Biden seeks 10-year extension of solar tax credit, new clean energy standard
President Joe Biden plans to extend investment tax credit (ITC) programs for solar and energy storage by 10 years and implement an ITC for new transmission lines as part of a new $2-trillion infrastructure package unveiled March 31.
The Biden administration also aims to pass a new law requiring utilities to source more power from renewable energy sources to meet its target of decarbonising the US power sector by 2035.
The «American Jobs Plan,» which must be approved by Congress, would also extend the production tax credit (PTC) scheme for wind projects. The tax credits will be lowered over time and «paired with strong labor standards to ensure the jobs created are good-quality jobs with a free and fair choice to join a union and bargain collectively,» the White House said. Fossil fuel subsidies will be cut to help pay for the investments, according to tax plans set out by the U.S. Treasury April 7.
Years of underinvestment in US power grids are delaying solar and wind projects and the Biden government wants to use a new ITC to incentivise at least 20 GW of high-voltage transmission power lines, mobilising tens of billions in private capital «right away,» the administration said.
«Creative financing tools» would be introduced to spur high-priority transmission lines and a new Grid Deployment Authority would be established within the Department of Energy (DOE) to fast-track build along roads and railways, it said.
US solar market penetration by state
(Click image to enlarge)
Source: US Energy Information Administration (EIA)
The package sets out a total $100 billion of investment in US energy infrastructure. This includes measures to clean up oil and gas wells and abandoned mines, re-purpose disused industrial and energy sites and support demonstration renewable hydrogen projects.
The plan also includes $174 billion of investment in electric vehicles to improve the competitiveness of US suppliers. Consumers would be given sale rebates and tax incentives to buy US-made electric vehicles and grants and other incentive programs would be used to install 500,000 electric vehicle charging stations by 2030.
US set to install over 20 GW solar, 5 GW storage in 2021
The US is forecast to install over 20 GW of solar capacity this year and 5 GW of storage, IHS Markit said in its latest forecast published March 29.
Over 22 GW of PV capacity was installed in 2020, of which 77% was utility-scale, and a further 11 GW of projects are under construction, the research group said.
In December, Congress agreed a two-year extension to the solar investment tax credit (ITC) and President Biden aims to extend it for 10 years (see above). Solar costs are continuing to fall, demand for clean power is growing, and Biden plans to implement stricter targets for utilities.
The Midwestern and Southern regions will be responsible for 60% of PV installations this year as several states transition from coal-fired power to renewable energy sources, IHS Markit noted.

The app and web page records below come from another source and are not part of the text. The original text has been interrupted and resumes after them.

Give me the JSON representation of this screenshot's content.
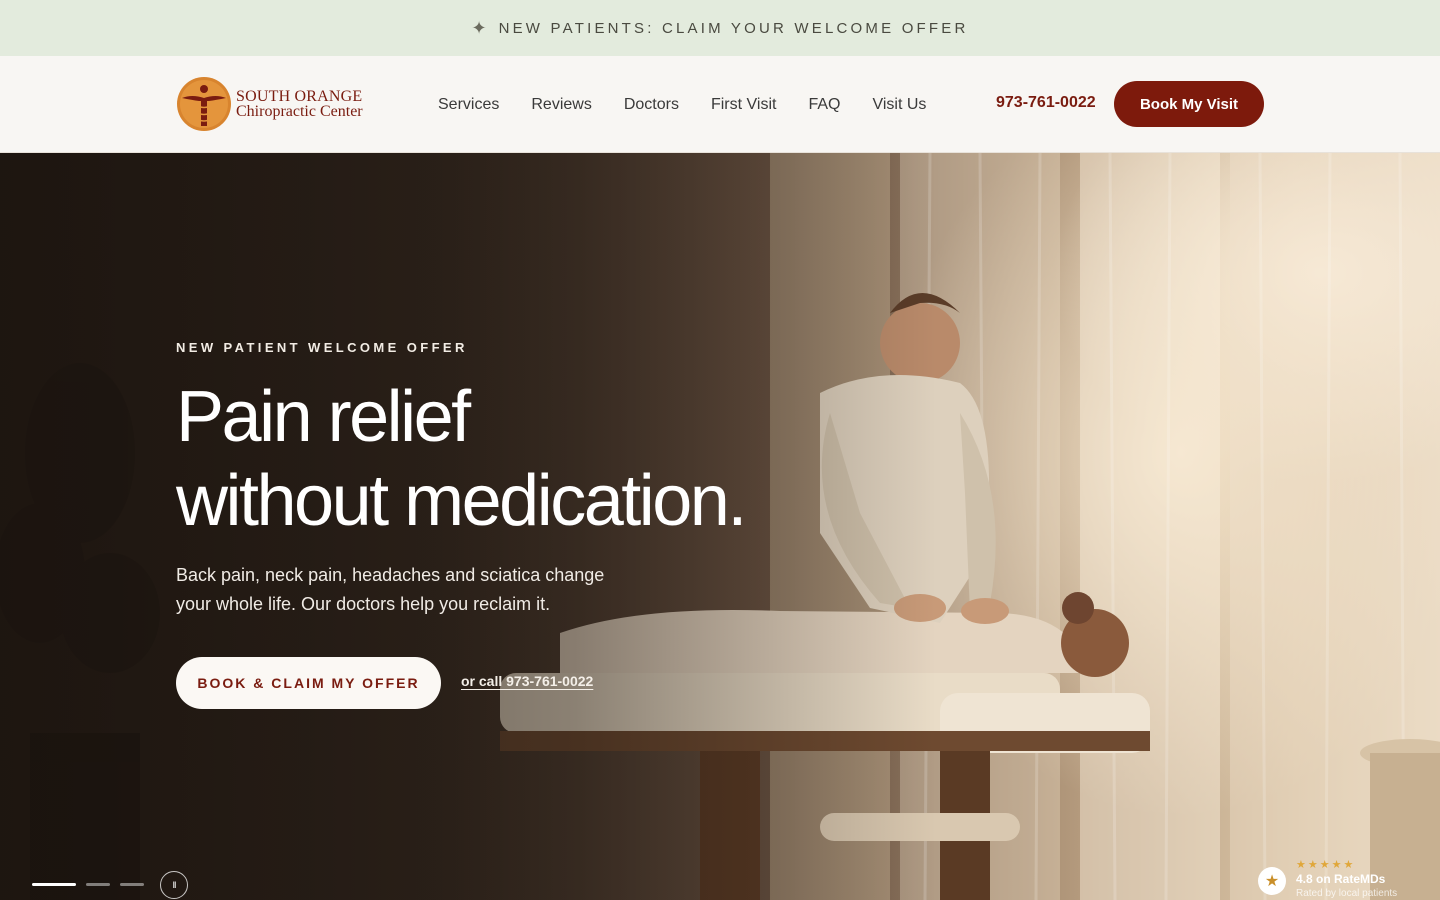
{
  "announcement": {
    "icon": "sparkle-icon",
    "text": "NEW PATIENTS: CLAIM YOUR WELCOME OFFER"
  },
  "brand": {
    "line1": "SOUTH ORANGE",
    "line2": "Chiropractic Center"
  },
  "nav": {
    "items": [
      "Services",
      "Reviews",
      "Doctors",
      "First Visit",
      "FAQ",
      "Visit Us"
    ]
  },
  "header": {
    "phone": "973-761-0022",
    "book_label": "Book My Visit"
  },
  "hero": {
    "eyebrow": "NEW PATIENT WELCOME OFFER",
    "headline_line1": "Pain relief",
    "headline_line2": "without medication.",
    "subtext": "Back pain, neck pain, headaches and sciatica change your whole life. Our doctors help you reclaim it.",
    "cta_label": "BOOK & CLAIM MY OFFER",
    "call_label": "or call 973-761-0022"
  },
  "carousel": {
    "active_slide": 1,
    "slide_count": 3,
    "pause_label": "II"
  },
  "rating": {
    "stars": "★★★★★",
    "score": "4.8 on RateMDs",
    "note": "Rated by local patients"
  },
  "colors": {
    "brand": "#7d1a0c",
    "announce_bg": "#e3ebdd",
    "header_bg": "#f8f6f3"
  }
}
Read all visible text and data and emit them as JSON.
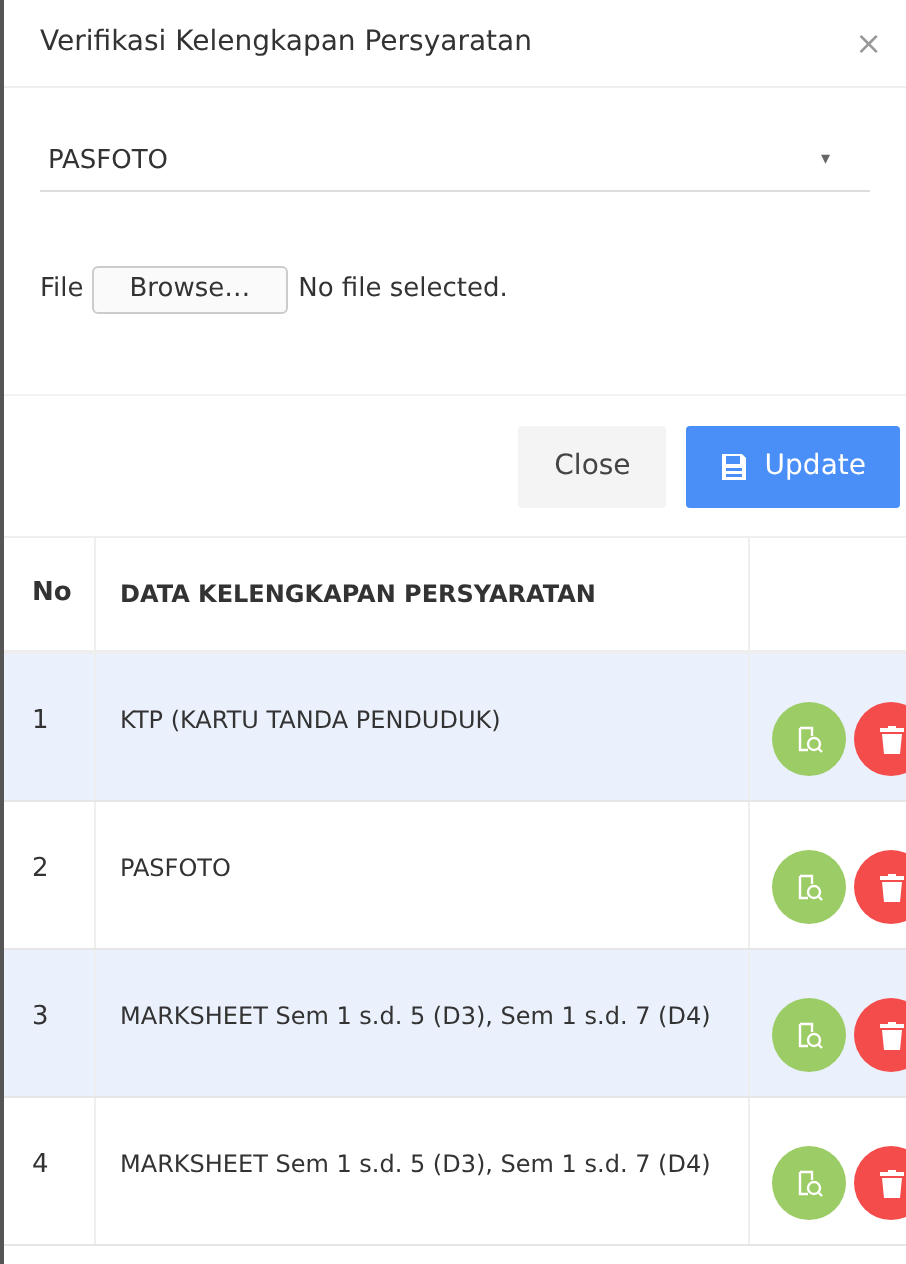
{
  "dialog": {
    "title": "Verifikasi Kelengkapan Persyaratan",
    "close_icon": "×"
  },
  "select": {
    "value": "PASFOTO",
    "caret": "▾"
  },
  "file": {
    "label": "File",
    "button": "Browse…",
    "status": "No file selected."
  },
  "buttons": [
    {
      "kind": "plain",
      "label": "Close"
    },
    {
      "kind": "primary",
      "label": "Update"
    }
  ],
  "table": {
    "columns": [
      "No",
      "DATA KELENGKAPAN PERSYARATAN"
    ],
    "rows": [
      {
        "no": "1",
        "name": "KTP (KARTU TANDA PENDUDUK)"
      },
      {
        "no": "2",
        "name": "PASFOTO"
      },
      {
        "no": "3",
        "name": "MARKSHEET Sem 1 s.d. 5 (D3), Sem 1 s.d. 7 (D4)"
      },
      {
        "no": "4",
        "name": "MARKSHEET Sem 1 s.d. 5 (D3), Sem 1 s.d. 7 (D4)"
      }
    ]
  }
}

States such as Illinois, Virginia, Pennsylvania, and Kentucky have large PV pipelines in 2021 through 2025.
«Moreover, continued corporate procurement for PV generation and aggressive net zero goals by large utilities across the country will ensure growth will be maintained for solar in the next five years,» it said.
Forecast US PV installs in 2021-2025 by region
Source: IHS Markit
Annual PV installations are forecast to hit 50 GW by the end of the decade, the Solar Energy Industry Association (SEIA) and Wood Mackenzie said last month. US PV capacity is set to quadruple to 419 GW by 2030, SEIA and Wood Mackenzie said in their first long-term outlook.
US aims to halve solar costs by 2030
The US Department of Energy (DOE) has accelerated its cost reduction target for utility-scale solar by five years and aims to reach $20/MWh by 2030, the DOE said.
The DOE currently benchmarks solar costs at $46/MWh and now aims to achieve $30/MWh by 2025 and cut costs by another third by 2030. The new target forms part of the Biden administration’s plan to decarbonise the power sector by 2035.
“In many parts of the country, solar is already cheaper than coal and other fossil fuels, and with more innovation we can cut the cost again by more than half within the decade,” Secretary of Energy Jennifer Granholm said.
To achieve its goals, the DOE unveiled $128 million of funding for PV and Concentrated Solar Power (CSP) research.
The latest funding round includes $42 million for 22 perovskite solar panel projects. Perovskite has strong light absorption and electric charge carrying properties and technology developers are raising conversion efficiencies to kickstart commercial deployment. The DOE will also allocate $20 million to advance Cadmium telluride (CdTe) panels.
US solar costs fell by 9% last year as developers combine technology gains with economies of scale, Lazard consultancy said. The Energy Information Administration (EIA) predicts solar power will account for 80% of the growth in US renewable energy generation between 2024 and 2050.